$\begingroup$ I didn't follow all the steps leading up to it, but the final differential equation looks quite tractable. Multiply both sides by $\sin^{n1} r$, so the left hand side is $\tfrac{d}{dr} \left( f'(r) \sin^{n1}(r) \right)$. Since we don't have a singularity at $r=\pi$, we have $\lim_{r \to \pi^} f'(r) \sin^{n1}(r) = 0$, so $f'(r) \sin^{n1}(r) = \tfrac{1}{\mathrm{vol}} \int_{s=r}^{\pi} \sin^{n1} s ds$ and thus $f(r) =\tfrac{1}{\mathrm{vol}} \int \frac{\int_{s=r}^{\pi} \sin^{n1} s ds}{\sin^{n1} r} dr$. A computer algebra system can do these integrals. $\endgroup$ Commented Sep 7, 2020 at 4:46

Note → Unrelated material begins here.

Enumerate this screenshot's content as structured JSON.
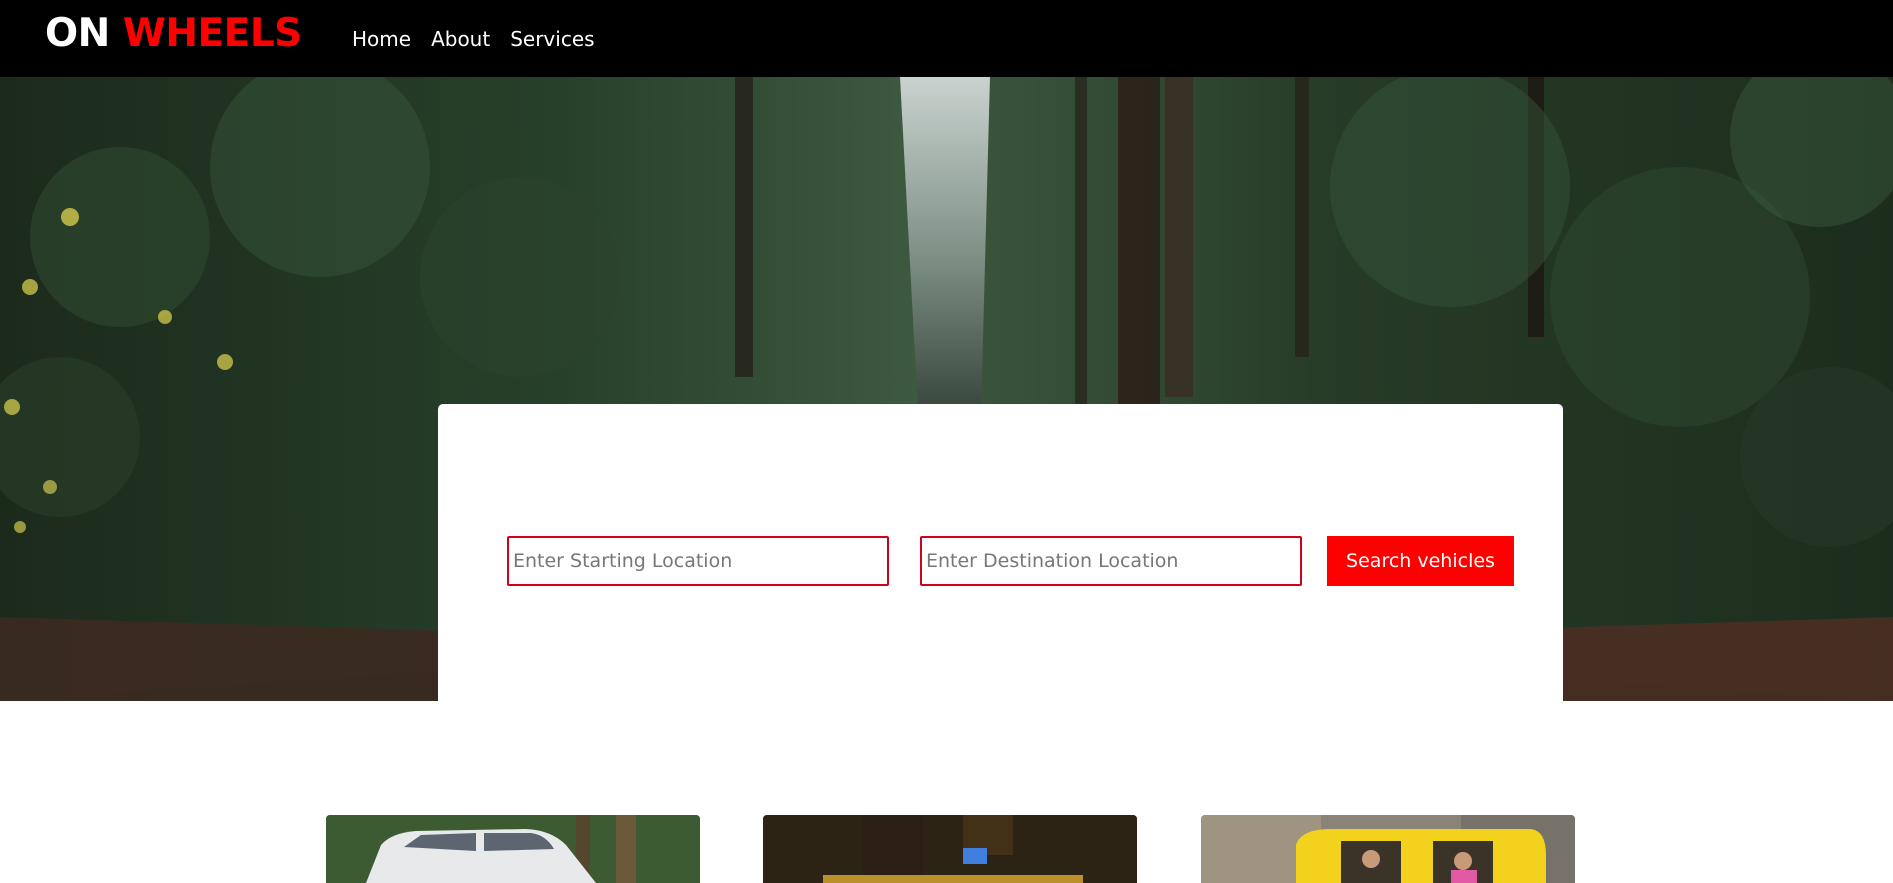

$\begingroup$ Actually, I am not sure why the integrals can be done in elementary form when $n$ is odd, since then $\int \sin^{n1}(x)$ is of the form $cx + \mathrm{polynomial}(\sin x)$, and it isn't clear to me why $\int \tfrac{x}{\sin^{n1}(x)}$ should be elementary, but experimentation suggests that it is. If $n$ is even, then $\int \sin^{n1}(x)$ is polynomial in $\sin x$, so the outer integral is the integral of a rational function of $\sin x$, and hence elementary. $\endgroup$ Commented Sep 9, 2020 at 14:46

$\begingroup$ Okay, I see why this is happening. Integrating by parts, $\int x \csc^{2k}(x) = \int \int \csc^{2k}(x) = \int \int f(\cot x) \csc^2 x$ where $f$ is some even polynomial. Substituting $u = \cot x$, we get $\int g(\cot x)$ for some odd polynomial $g$. Then we can write that integral as $a \int \cot x dx + \int h(\cot x) \csc^2 x dx$ for another odd polynomial $g$ and a scalar $a$. We have $\int \cot x dx = \log \sin x$, and the second integral can be done by $u = \cot x$ again to give a polynomial in $\cot(x)$. $\endgroup$ Commented Sep 9, 2020 at 15:04
Pushing further another guest answer, you can obtain semiexplicit formulas such as in Section 2.5 of "Discrete and continuous green energy on compact manifolds" by C. Beltran, N. Corral and J. G. Criado Del Rey.
In particular, for the twosphere, $G(x,y)=\frac1{2\pi}\log\xy\$ (up to an additive constant), where $\\cdot\$ is the Euclidean norm of $\mathbb R^3$. Higher dimensional spheres have more involved Green functions unfortunately...
You could watch this video Here, whose title is 'Green’s function for the LaplaceBeltrami operator on a toroidal surface', at the beginning, he introduced the Green function on sphere, as Prof.Hardy said, the Green function of Laplace on sphere is $$\frac{1}{2 \pi} \ln \frac{1}{xy}+C$$ where the distance is the Euclead diastance. And the strict proof can be found in Here.